* [Material for this exercise]
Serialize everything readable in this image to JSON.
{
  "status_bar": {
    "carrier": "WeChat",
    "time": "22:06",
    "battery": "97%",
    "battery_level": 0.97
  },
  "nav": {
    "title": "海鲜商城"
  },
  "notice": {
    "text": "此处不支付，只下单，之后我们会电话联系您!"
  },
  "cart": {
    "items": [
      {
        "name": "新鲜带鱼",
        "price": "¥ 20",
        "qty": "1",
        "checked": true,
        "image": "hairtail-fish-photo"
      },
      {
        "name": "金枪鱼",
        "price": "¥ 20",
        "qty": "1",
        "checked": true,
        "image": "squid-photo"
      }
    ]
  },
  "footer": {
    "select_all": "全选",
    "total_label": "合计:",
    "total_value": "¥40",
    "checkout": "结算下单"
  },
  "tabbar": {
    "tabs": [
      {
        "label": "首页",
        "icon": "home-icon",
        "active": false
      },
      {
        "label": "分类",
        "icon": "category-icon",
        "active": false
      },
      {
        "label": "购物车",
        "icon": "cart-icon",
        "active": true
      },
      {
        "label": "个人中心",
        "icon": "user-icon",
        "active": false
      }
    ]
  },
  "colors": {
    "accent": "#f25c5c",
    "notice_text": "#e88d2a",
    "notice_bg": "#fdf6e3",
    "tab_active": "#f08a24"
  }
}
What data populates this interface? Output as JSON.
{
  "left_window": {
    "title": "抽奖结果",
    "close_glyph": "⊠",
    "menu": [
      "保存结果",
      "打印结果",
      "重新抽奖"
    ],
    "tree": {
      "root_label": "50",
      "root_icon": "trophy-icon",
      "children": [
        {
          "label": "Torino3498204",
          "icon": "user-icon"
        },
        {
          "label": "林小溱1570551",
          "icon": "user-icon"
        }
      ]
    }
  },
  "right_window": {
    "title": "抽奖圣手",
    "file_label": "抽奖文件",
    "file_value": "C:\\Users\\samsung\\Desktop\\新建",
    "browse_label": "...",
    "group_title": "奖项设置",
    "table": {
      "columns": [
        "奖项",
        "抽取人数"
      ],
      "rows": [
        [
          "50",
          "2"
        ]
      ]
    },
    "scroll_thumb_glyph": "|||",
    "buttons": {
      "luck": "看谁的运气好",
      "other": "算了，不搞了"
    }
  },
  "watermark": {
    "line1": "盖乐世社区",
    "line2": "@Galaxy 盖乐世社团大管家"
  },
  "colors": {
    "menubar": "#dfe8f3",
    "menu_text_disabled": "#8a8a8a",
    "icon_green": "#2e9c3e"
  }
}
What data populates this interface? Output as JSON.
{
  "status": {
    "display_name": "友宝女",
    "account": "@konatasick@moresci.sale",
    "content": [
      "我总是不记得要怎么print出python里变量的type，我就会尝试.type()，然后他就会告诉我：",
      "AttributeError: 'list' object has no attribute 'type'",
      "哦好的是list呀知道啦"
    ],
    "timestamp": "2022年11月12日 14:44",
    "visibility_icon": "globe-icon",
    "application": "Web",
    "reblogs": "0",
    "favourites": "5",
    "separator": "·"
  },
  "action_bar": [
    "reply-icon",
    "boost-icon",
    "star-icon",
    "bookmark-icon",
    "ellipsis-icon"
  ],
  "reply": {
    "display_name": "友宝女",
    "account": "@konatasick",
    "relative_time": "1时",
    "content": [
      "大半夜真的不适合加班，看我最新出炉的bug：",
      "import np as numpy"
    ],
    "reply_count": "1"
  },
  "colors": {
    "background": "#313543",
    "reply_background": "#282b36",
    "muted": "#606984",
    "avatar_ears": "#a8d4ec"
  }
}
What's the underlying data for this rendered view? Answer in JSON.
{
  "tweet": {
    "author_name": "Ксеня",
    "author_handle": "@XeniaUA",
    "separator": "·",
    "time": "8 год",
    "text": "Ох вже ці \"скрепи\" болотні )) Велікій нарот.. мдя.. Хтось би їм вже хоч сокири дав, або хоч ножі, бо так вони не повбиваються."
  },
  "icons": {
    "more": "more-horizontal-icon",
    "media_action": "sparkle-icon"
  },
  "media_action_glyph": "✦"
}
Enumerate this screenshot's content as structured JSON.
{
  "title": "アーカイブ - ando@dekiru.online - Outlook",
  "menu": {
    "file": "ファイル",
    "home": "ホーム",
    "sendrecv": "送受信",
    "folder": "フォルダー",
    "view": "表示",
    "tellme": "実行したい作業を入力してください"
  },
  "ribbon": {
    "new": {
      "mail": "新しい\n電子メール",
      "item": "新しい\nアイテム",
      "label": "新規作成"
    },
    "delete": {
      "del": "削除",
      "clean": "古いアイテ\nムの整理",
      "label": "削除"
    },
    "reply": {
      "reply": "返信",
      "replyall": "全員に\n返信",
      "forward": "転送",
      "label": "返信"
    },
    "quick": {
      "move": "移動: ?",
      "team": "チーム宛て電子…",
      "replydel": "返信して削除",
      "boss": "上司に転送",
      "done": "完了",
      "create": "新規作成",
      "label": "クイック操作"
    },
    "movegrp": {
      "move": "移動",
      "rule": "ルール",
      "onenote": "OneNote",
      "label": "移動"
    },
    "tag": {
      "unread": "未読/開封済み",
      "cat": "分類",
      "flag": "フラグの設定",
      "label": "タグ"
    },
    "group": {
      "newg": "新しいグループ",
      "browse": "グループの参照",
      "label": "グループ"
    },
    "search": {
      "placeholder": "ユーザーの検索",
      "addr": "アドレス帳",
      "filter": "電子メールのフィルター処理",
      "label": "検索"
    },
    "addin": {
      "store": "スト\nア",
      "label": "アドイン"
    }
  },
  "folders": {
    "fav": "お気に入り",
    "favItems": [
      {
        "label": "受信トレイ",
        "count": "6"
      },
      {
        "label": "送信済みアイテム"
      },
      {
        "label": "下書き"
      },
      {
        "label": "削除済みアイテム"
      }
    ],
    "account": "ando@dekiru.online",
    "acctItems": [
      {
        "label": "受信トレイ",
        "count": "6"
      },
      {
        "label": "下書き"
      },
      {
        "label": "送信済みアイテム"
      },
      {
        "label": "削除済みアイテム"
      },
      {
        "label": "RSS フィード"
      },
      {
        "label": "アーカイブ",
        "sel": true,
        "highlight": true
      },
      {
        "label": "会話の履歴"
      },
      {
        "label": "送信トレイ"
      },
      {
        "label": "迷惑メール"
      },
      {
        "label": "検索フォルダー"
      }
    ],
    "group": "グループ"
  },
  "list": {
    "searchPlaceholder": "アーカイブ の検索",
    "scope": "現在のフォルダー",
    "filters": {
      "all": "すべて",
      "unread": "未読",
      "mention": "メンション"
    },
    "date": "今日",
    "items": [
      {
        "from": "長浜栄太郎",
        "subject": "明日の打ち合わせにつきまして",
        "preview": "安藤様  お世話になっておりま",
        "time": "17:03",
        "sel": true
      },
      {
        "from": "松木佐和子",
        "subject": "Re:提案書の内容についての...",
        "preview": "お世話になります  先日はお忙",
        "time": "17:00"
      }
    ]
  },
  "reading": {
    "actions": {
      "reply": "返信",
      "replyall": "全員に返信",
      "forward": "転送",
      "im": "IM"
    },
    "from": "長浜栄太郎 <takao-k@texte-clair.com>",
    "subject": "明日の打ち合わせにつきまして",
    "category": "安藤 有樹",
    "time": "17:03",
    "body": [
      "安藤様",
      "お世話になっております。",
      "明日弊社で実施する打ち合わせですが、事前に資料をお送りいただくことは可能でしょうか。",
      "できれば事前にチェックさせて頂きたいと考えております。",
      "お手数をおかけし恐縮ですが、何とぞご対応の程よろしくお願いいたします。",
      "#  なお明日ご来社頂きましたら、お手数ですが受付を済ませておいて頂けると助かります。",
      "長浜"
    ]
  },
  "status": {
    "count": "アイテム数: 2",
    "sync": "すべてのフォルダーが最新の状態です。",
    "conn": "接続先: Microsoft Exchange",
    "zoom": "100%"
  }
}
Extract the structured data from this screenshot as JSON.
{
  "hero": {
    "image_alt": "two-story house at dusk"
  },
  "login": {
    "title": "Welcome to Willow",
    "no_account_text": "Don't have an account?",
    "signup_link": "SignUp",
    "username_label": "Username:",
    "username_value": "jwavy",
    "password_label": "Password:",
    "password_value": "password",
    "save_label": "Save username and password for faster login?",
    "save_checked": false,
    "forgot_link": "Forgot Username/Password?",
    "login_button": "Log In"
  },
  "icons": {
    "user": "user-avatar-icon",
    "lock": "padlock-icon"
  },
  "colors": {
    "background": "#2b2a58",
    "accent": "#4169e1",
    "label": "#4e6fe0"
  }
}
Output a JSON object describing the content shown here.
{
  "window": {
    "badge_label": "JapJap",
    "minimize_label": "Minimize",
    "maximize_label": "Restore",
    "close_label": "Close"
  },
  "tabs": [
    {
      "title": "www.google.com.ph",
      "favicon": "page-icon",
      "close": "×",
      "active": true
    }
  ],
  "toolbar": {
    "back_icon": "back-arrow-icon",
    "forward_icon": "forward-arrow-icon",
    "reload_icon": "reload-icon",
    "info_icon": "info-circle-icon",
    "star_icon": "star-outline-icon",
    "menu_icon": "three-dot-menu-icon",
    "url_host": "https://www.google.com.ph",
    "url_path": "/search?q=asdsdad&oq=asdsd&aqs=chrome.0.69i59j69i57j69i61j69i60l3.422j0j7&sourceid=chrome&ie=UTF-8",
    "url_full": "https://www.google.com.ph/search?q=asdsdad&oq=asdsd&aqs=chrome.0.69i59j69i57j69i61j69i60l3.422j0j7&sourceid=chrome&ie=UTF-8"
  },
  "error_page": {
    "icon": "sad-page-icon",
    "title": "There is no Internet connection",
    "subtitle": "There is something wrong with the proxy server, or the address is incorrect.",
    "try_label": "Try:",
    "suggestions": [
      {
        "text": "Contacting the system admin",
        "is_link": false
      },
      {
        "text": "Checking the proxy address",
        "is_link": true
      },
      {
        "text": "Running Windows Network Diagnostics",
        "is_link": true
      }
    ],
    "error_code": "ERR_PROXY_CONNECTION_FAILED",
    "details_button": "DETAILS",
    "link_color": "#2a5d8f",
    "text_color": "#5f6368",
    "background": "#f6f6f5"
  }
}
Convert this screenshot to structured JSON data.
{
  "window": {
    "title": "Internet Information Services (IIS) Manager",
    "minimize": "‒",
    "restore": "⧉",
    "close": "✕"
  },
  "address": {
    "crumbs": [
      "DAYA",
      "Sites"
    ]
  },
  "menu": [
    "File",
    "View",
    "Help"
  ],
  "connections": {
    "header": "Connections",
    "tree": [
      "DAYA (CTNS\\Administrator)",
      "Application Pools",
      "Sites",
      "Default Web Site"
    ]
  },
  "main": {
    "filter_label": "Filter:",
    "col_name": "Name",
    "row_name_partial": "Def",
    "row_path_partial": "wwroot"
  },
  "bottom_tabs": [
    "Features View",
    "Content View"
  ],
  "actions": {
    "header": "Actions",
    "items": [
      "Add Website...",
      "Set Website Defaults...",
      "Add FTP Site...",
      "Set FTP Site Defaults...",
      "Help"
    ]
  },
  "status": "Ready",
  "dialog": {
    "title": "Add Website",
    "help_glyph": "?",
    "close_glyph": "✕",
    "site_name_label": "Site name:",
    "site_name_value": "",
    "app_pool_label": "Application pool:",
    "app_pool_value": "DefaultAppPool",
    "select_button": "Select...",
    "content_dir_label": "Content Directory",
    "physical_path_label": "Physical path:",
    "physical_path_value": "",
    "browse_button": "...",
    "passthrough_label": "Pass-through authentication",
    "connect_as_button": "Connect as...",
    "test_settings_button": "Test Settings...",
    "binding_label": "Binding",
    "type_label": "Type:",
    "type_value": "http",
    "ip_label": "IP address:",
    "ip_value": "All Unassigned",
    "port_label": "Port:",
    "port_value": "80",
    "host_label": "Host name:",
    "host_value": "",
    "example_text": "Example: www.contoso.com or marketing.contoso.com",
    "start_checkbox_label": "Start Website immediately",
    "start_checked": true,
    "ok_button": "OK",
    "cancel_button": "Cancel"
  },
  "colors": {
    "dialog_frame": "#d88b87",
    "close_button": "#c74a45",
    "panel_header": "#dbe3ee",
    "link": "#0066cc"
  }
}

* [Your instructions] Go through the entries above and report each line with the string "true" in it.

* [Output of the exercise]
        "checked": true,
        "checked": true,
        "active": true
        "sel": true,
        "highlight": true
        "sel": true
      "active": true
        "is_link": true
        "is_link": true
    "start_checked": true,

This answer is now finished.